* [Exercise instructions] Nothing should differ between your answer and the records.

[Data excerpts]
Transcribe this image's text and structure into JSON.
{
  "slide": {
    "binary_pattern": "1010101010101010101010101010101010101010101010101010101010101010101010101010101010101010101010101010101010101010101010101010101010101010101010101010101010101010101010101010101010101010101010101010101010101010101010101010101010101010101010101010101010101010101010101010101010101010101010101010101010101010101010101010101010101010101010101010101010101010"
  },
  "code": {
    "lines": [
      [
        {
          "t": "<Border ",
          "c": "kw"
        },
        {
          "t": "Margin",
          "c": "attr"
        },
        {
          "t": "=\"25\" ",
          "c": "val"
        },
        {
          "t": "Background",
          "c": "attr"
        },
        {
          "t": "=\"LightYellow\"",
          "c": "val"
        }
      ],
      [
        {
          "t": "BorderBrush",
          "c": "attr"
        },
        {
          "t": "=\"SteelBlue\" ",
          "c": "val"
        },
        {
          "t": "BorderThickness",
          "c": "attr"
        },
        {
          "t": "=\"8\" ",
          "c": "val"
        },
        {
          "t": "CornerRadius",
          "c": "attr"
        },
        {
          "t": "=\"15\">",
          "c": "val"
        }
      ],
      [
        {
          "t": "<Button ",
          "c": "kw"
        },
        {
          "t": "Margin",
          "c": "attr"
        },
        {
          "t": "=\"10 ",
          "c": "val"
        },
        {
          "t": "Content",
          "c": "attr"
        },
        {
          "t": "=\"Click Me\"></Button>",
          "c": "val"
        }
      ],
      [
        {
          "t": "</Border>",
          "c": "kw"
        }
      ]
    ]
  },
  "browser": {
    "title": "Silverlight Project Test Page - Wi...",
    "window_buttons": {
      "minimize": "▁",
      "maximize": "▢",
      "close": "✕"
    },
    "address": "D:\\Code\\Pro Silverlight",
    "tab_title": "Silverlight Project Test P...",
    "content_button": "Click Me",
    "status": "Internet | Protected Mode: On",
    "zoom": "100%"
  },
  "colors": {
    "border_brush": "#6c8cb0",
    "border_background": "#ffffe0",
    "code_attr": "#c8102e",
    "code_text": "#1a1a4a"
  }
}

* [Response to the task]
Transcribe this image's text and structure into JSON.
{
  "slide": {
    "binary_pattern": "1010101010101010101010101010101010101010101010101010101010101010101010101010101010101010101010101010101010101010101010101010101010101010101010101010101010101010101010101010101010101010101010101010101010101010101010101010101010101010101010101010101010101010101010101010101010101010101010101010101010101010101010101010101010101010101010101010101010101010"
  },
  "code": {
    "lines": [
      [
        {
          "t": "<Border ",
          "c": "kw"
        },
        {
          "t": "Margin",
          "c": "attr"
        },
        {
          "t": "=\"25\" ",
          "c": "val"
        },
        {
          "t": "Background",
          "c": "attr"
        },
        {
          "t": "=\"LightYellow\"",
          "c": "val"
        }
      ],
      [
        {
          "t": "BorderBrush",
          "c": "attr"
        },
        {
          "t": "=\"SteelBlue\" ",
          "c": "val"
        },
        {
          "t": "BorderThickness",
          "c": "attr"
        },
        {
          "t": "=\"8\" ",
          "c": "val"
        },
        {
          "t": "CornerRadius",
          "c": "attr"
        },
        {
          "t": "=\"15\">",
          "c": "val"
        }
      ],
      [
        {
          "t": "<Button ",
          "c": "kw"
        },
        {
          "t": "Margin",
          "c": "attr"
        },
        {
          "t": "=\"10 ",
          "c": "val"
        },
        {
          "t": "Content",
          "c": "attr"
        },
        {
          "t": "=\"Click Me\"></Button>",
          "c": "val"
        }
      ],
      [
        {
          "t": "</Border>",
          "c": "kw"
        }
      ]
    ]
  },
  "browser": {
    "title": "Silverlight Project Test Page - Wi...",
    "window_buttons": {
      "minimize": "▁",
      "maximize": "▢",
      "close": "✕"
    },
    "address": "D:\\Code\\Pro Silverlight",
    "tab_title": "Silverlight Project Test P...",
    "content_button": "Click Me",
    "status": "Internet | Protected Mode: On",
    "zoom": "100%"
  },
  "colors": {
    "border_brush": "#6c8cb0",
    "border_background": "#ffffe0",
    "code_attr": "#c8102e",
    "code_text": "#1a1a4a"
  }
}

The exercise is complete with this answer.